Edmonton Idle No More protests draws thousands

Thousands of protesters packed into West Edmonton Mall Sunday afternoon to signal that the Idle No More demonstrations will continue even after Friday's meeting with the Prime Minister.
Thousands of people gathered in West Edmonton Mall Sunday, as Idle No More protests continued following a meeting between First Nations leaders and Stephen Harper Friday. (Rebecca Salomon/CBC)

Thousands of protesters packed into West Edmonton Mall Sunday afternoon, filling the halls with the sounds of chanting and drumbeats,  to signal that the Idle No More protests will continue even after Friday’s meeting with the Prime Minister.

"It’s beautiful. It’s a way for us to showcase our traditions, and our spirituality and our realities to the rest of people who occupy what is now Canada., said Quetzala Carson, a Native Studies student at the University of Alberta.

The Idle No More movement protests Bill C-45, which proposes changes to the environmental protections for Canadian waterways, as well as the Indian Act, raising fears it will breach aboriginal treaty rights.

After weeks of protest, First Nations chiefs met with Stephen Harper in Ottawa Friday. Carson says while the meeting promised some progress, it wasn’t enough to stall demonstrations across the country.

"One meeting is not enough. We really need to work on what is going on with Bill - 45, it wasn’t changed. It wasn’t changed at all," she said.

"We are optimistic as a movement and optimistic as a people. I think the government will do the right thing."

Crowds of demonstrators filled the halls of the mall, spilling on to the second floor to watch as First Nations leaders spoke and performed dances on a stage.

Conway Kooteney, one of the organizers, estimated over 2,600 people attended.

"They’re all taking a stand because we’re tired of the federal government dictating what can be done to our people."

Kooteney said the protesters are simply demanding a spot at the table when it comes to the changes that will affect their way of life.

"We aren’t getting by the government a proper way, we’re not being represented really … we’re going to keep the pressure on to the federal government until we’re heard. "

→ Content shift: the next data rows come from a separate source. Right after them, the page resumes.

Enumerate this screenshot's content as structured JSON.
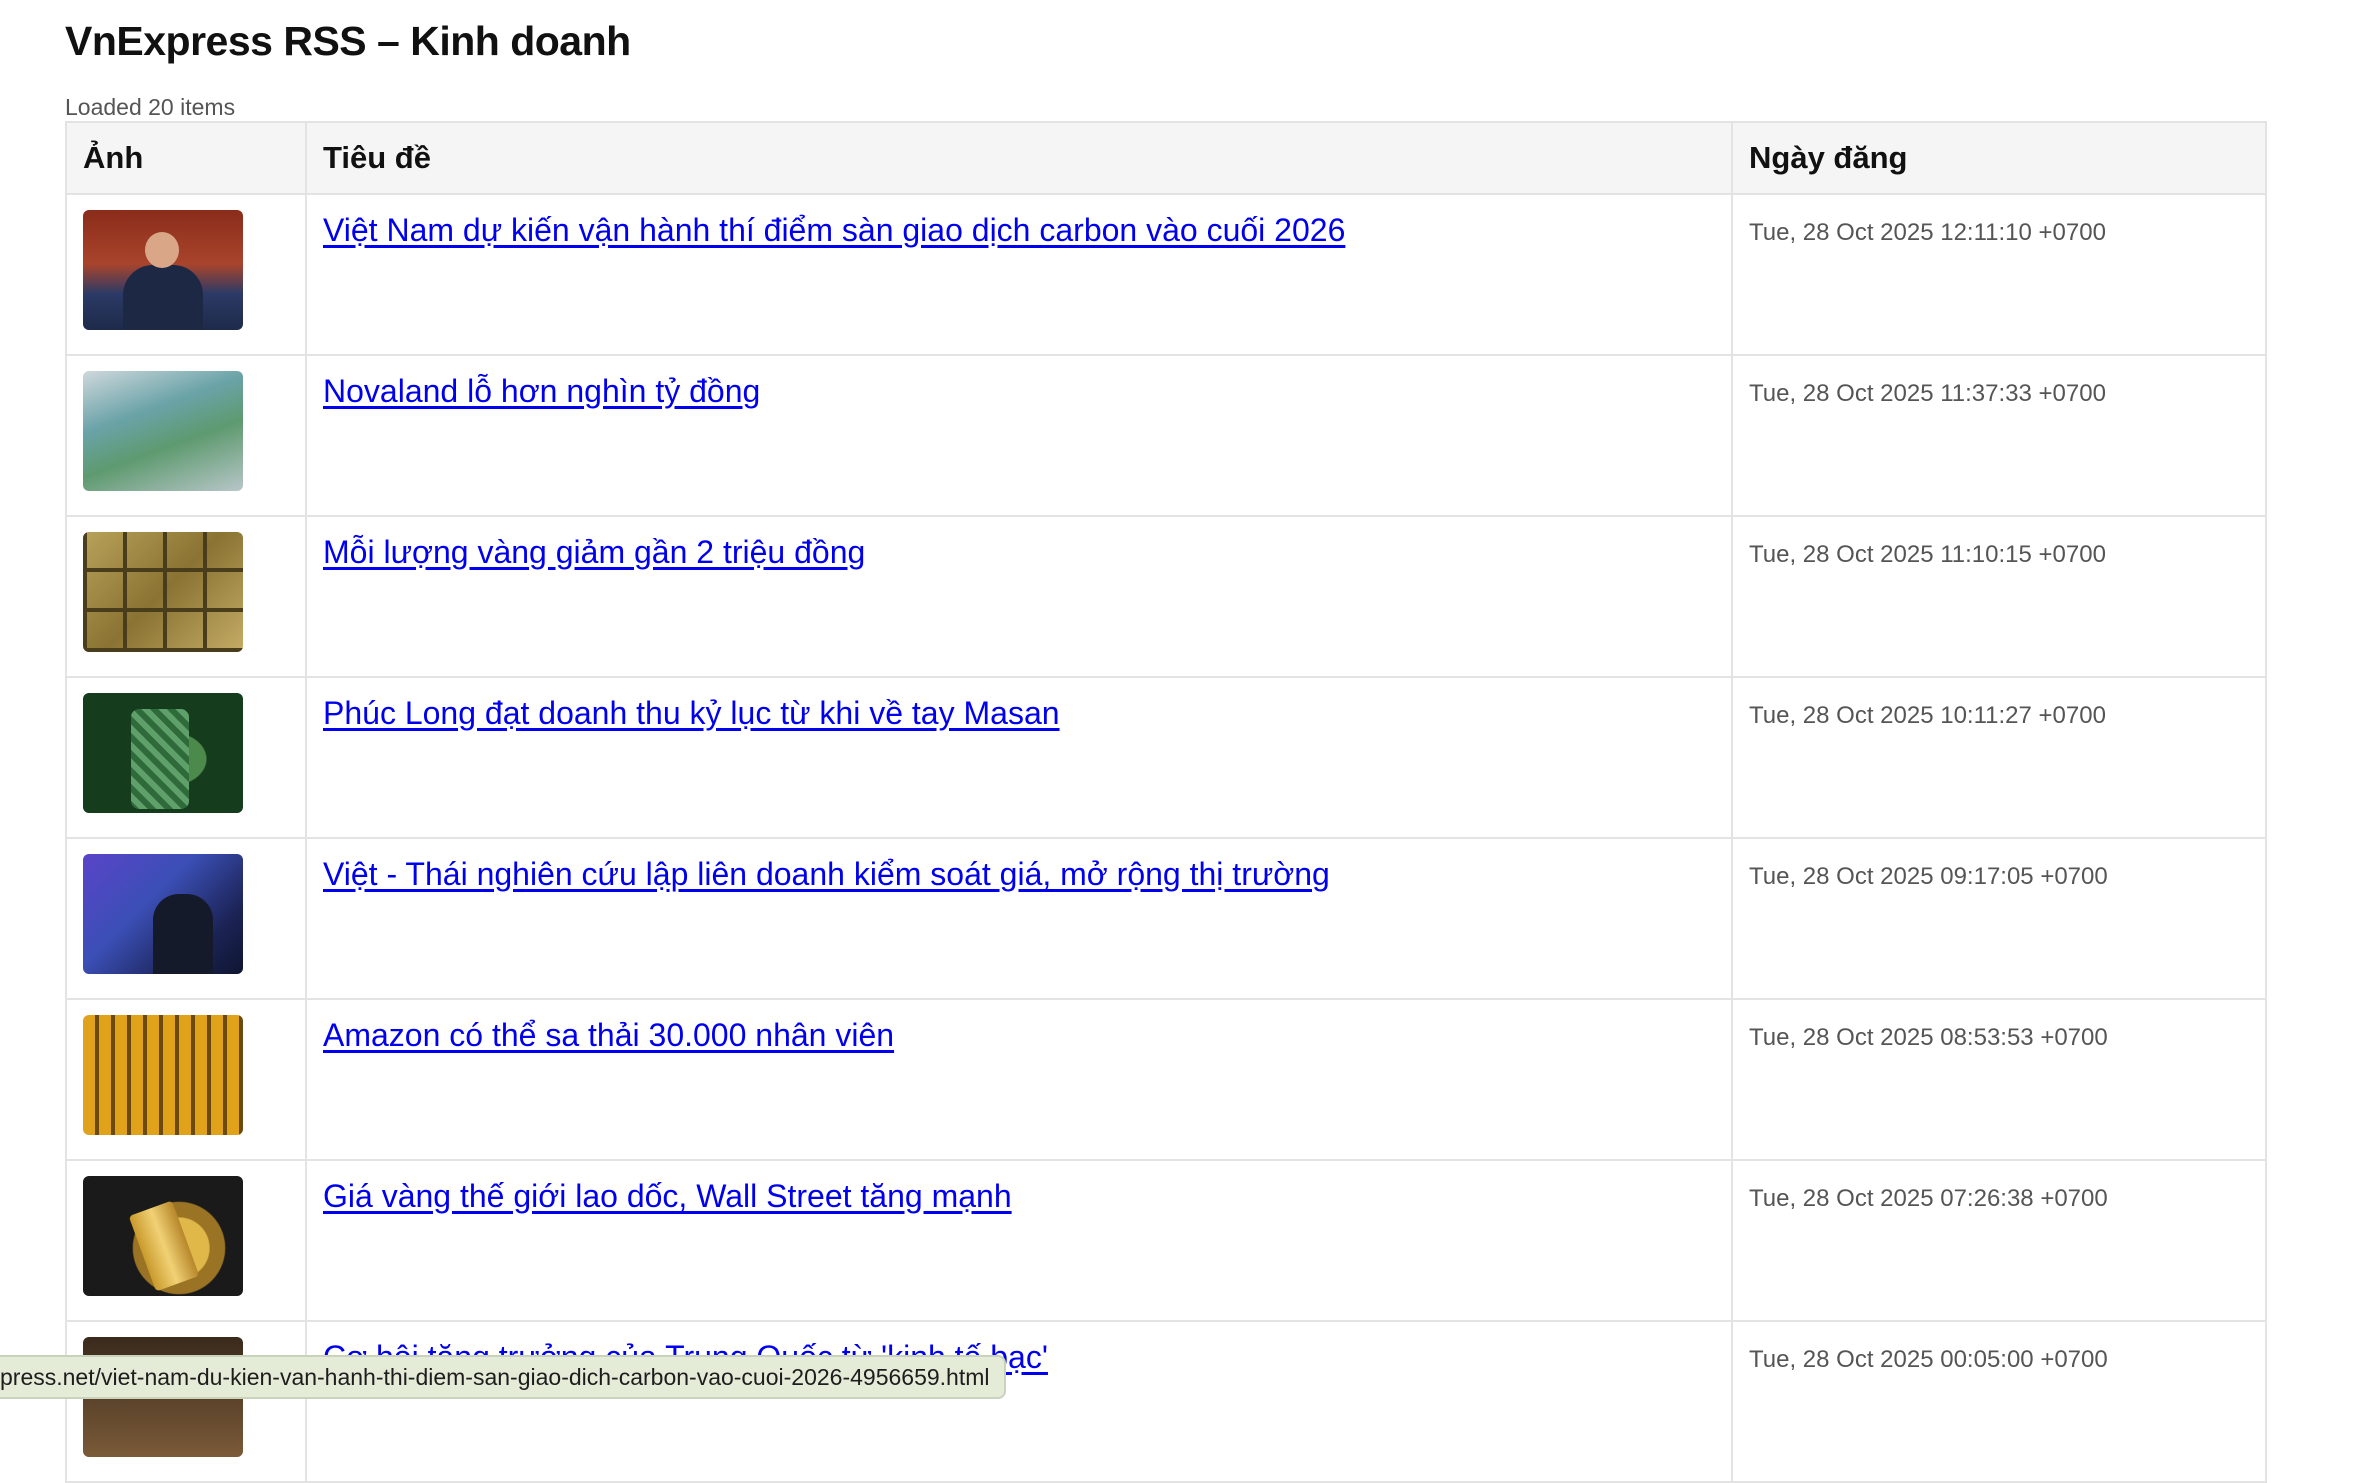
{
  "page": {
    "title": "VnExpress RSS – Kinh doanh",
    "status": "Loaded 20 items"
  },
  "table": {
    "headers": {
      "image": "Ảnh",
      "title": "Tiêu đề",
      "date": "Ngày đăng"
    },
    "rows": [
      {
        "title": "Việt Nam dự kiến vận hành thí điểm sàn giao dịch carbon vào cuối 2026",
        "date": "Tue, 28 Oct 2025 12:11:10 +0700"
      },
      {
        "title": "Novaland lỗ hơn nghìn tỷ đồng",
        "date": "Tue, 28 Oct 2025 11:37:33 +0700"
      },
      {
        "title": "Mỗi lượng vàng giảm gần 2 triệu đồng",
        "date": "Tue, 28 Oct 2025 11:10:15 +0700"
      },
      {
        "title": "Phúc Long đạt doanh thu kỷ lục từ khi về tay Masan",
        "date": "Tue, 28 Oct 2025 10:11:27 +0700"
      },
      {
        "title": "Việt - Thái nghiên cứu lập liên doanh kiểm soát giá, mở rộng thị trường",
        "date": "Tue, 28 Oct 2025 09:17:05 +0700"
      },
      {
        "title": "Amazon có thể sa thải 30.000 nhân viên",
        "date": "Tue, 28 Oct 2025 08:53:53 +0700"
      },
      {
        "title": "Giá vàng thế giới lao dốc, Wall Street tăng mạnh",
        "date": "Tue, 28 Oct 2025 07:26:38 +0700"
      },
      {
        "title": "Cơ hội tăng trưởng của Trung Quốc từ 'kinh tế bạc'",
        "date": "Tue, 28 Oct 2025 00:05:00 +0700"
      }
    ]
  },
  "statusbar": {
    "url": "press.net/viet-nam-du-kien-van-hanh-thi-diem-san-giao-dich-carbon-vao-cuoi-2026-4956659.html"
  },
  "colors": {
    "link": "#0000ee",
    "header_bg": "#f5f5f5",
    "border": "#e3e3e3"
  }
}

"It’s Canada’s problem"

Steve Courtoreille, Chief of the Mikisew Cree near Fort Chipewyan, said the issues reach farther than the First Nation community.

The environmental changes that Bill C-45 proposes, he says, will harm all Canadians.

"Our waters are not being protected. It gives open season to industry to do whatever they want … they’ll have us out of the way," he said.

"It’s not only a First Nation’s problem, It’s Canada’s problem. "

He says aboriginal communities have felt ignored and dismissed for decades, but calling Bill C-45 "just the tip of the iceberg.

Courtoreille and other First Nations leaders have also filed a formal application to have a court review the changes proposed by the federal government.

"This is where we are going to be heard. But we’re also going to be heard through the courts."

More protests are set for Wednesday across the country.  Courtoreille said while the movement is still going, it is important that Idle No More avoid blockades and other tactics he worries may alienate the general public.

"We want to work with the general public, we want to educate them. It’s their issues too."